Life can unexpectedly creep up on you, especially if you are a teenager who is constantly looking to explore yourself, your wants, your needs, your meaning in your life. Imagine trying to live a normal teenage life wherein you like trying new things and meeting new people but, unexpectedly, someone will cause your entire world to go round. This was the least of the worries of a young Jaime “Jay” Height, the protagonist of the film It Follows (2014). Jay (Maika Monroe) is your typical young woman trying to find out more about herself as she is constantly trying out new things. While on a date with her boyfriend, Hugh (Jake Weary), they have sex for the first time in Hugh’s car. After the sexual encounter, Jay later finds out that Hugh has transmitted or passed on to her a supernatural entity that will constantly try to follow her and if the “It” does catch her she will be killed.
Like any other traditional film or even horror film, the woman seems to always be the unfortunate victim of the movie. Whether they are playing the damsel in distress or even just a playing a supporting character in the film, woman are portrayed as being “lesser” than the men. Sure there are numerous current films wherein women power and equality is raised and respected upon, but most of the time society has this pre-conceived idea when it comes to women in film. In the article of Linda Williams, she even mentions that normally when people watch horror movies, men would “make it a point of honor to look” when something on the screen evokes a sense of terror, whilst women would “cover their eyes or hide behind the shoulders of their dates.” This happens because 1) women would be forced to watch their own “powerlessness” and 2) “women are given so little to identify with on the screen.”
This horror film was indeed a thematically-rich showcase because of its endless themes, talking points, and possible questions. Most prominent of them is the concern of the spread of sexually transmitted diseases (STDs), most especially with teenagers. It is quite evident in the film and even in various online sources that viewers are treated to a film that tackles the theme of the effects of STD’s. Now basing this with article of Williams, STD’s don’t just affect women but men as well. In the film, we find out that Hugh got the “disease” from a one night stand with a girl he met in a bar. What makes the experiences of Jay and Hugh’s transmission of the disease different from one another is that the woman’s (Jay) experience was shown to the audience watching whilst the man’s (Hugh’s) encounter was just merely talked about in the movie. Although similar in gravity of importance, only Jay’s experience was visually shown because for a problem like this, most of the time women are the most affected by these STD’s. The look of a woman dishevelled, lost, confused, and frightened would be more appealing to an horror film audience rather a man’s look of terror.

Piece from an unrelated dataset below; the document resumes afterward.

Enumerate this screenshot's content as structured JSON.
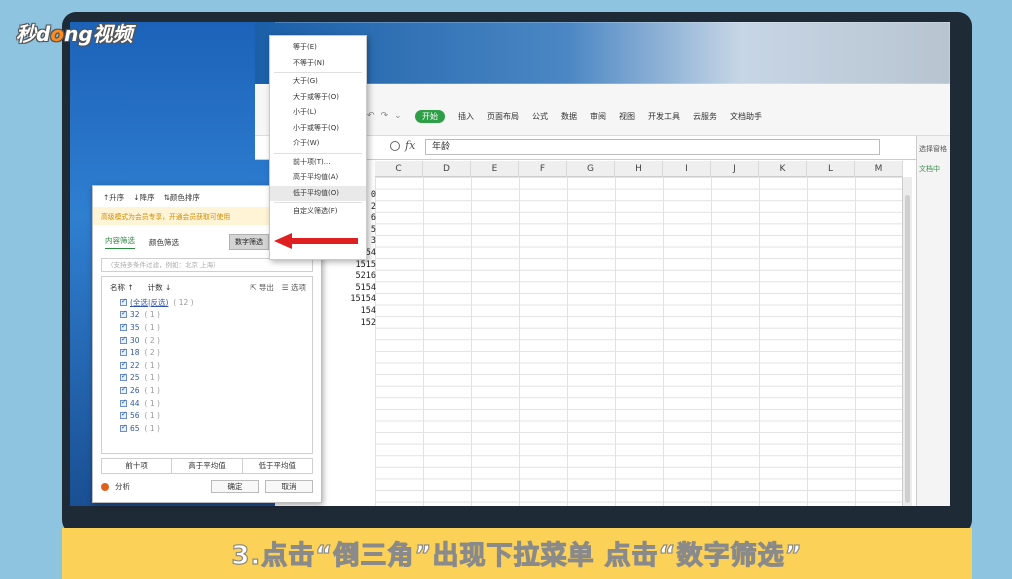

Given this attitude towards women and the look of women in film, we lead others to think that this movie is just all about STD’s, like what I am currently doing to you right now. We then fail to realize that the movie’s main message is not necessarily about sexually transmitted diseases but more about the life of a sexual assault survivor. Even though some would say that the sex was indeed consensual, Hugh having to knock Jay out and tie her up brings into discussion more images of rape. What happens next is an emphasis of what a survivor of a sexual assault might and will have to go through. Going home half-naked, filing a case with the police, going to the hospital, and being depressed at home are just some of the things that Jay experienced after the events. The world that she is not part of is constantly subjecting her to different and challenging obstacles, like the “It” that is following her.
Given the horror genre’s connotation and depiction of the female sexuality, one would think It Follows would follow in the footprints of others. However what is majestic about this film is that even if given a life and forced to live a life with regards to what society and the world has truly pictured it to be, Jay, portraying the power of the women, finds a way dispel her demons. Jay finds hope in sharing the pain with someone who understands, in the form of Paul (Keir Gilchrist).

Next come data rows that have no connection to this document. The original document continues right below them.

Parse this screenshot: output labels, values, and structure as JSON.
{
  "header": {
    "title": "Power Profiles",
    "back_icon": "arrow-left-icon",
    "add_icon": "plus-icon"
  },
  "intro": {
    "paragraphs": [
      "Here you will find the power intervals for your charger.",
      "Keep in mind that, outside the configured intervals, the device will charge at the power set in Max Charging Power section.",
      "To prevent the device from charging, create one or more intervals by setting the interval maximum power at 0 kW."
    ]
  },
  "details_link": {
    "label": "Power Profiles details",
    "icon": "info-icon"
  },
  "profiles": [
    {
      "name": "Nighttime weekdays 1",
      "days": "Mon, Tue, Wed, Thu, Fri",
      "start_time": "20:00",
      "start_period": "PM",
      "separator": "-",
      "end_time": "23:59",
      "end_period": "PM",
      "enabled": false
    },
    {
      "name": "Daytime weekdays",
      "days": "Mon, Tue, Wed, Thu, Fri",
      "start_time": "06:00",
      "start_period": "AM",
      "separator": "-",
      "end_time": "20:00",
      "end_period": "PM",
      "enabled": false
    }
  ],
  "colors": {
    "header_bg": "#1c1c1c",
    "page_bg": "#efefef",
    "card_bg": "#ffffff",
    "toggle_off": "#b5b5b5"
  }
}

I didn’t expect this film to be and eye-opener. With all the subtle yet powerful messages it carries with it, I actually forgot that I was watching a horror film. This may be a good or a bad thing for horror fans, but for me I find that this is one area of the horror genre that can be properly utilized because of the relatability and the impact it can bring out of any casual viewer.
Linda Williams,“When the Woman Looks.” Horror, The Film Reader (Routledge, 2002)